- [The task]: Your answer should be every line of the entries that has the string "label" in it.

- [Supplied material]:
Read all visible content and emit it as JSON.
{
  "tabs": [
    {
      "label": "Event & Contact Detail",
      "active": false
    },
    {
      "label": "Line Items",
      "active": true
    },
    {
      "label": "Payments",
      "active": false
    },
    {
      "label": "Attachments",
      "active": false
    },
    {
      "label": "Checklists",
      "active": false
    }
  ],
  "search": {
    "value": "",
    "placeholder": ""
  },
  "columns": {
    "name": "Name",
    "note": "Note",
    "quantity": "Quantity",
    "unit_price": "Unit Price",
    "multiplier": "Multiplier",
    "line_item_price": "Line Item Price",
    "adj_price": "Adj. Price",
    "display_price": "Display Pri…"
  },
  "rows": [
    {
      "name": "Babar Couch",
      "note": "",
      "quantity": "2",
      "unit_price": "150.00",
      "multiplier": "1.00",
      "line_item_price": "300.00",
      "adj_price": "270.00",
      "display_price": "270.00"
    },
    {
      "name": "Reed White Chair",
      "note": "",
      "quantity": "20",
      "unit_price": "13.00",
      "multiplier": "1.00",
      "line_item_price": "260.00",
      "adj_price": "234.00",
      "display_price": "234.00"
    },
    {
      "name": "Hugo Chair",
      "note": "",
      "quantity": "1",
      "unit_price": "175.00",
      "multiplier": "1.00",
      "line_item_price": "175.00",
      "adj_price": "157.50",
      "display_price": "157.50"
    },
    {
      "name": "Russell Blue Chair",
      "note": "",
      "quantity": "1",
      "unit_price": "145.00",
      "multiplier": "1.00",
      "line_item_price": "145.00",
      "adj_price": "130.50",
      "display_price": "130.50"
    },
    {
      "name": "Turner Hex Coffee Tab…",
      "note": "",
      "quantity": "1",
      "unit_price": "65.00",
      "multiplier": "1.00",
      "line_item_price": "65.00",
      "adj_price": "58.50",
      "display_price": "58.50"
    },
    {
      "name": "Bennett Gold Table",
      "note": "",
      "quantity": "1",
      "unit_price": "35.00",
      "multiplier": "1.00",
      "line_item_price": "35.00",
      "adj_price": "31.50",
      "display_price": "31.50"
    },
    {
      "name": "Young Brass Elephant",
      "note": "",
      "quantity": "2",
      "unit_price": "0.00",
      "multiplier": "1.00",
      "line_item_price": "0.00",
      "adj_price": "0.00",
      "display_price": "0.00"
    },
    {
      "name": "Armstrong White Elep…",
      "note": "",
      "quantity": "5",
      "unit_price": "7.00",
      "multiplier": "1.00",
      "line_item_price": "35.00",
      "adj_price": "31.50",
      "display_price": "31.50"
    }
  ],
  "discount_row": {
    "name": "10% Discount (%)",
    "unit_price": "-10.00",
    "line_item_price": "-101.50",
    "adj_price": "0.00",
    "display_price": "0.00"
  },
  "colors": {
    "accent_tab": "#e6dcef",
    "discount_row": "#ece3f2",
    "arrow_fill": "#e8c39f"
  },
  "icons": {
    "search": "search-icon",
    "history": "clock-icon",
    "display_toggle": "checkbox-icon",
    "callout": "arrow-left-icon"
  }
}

- [Solution to the exercise]:
      "label": "Event & Contact Detail",
      "label": "Line Items",
      "label": "Payments",
      "label": "Attachments",
      "label": "Checklists",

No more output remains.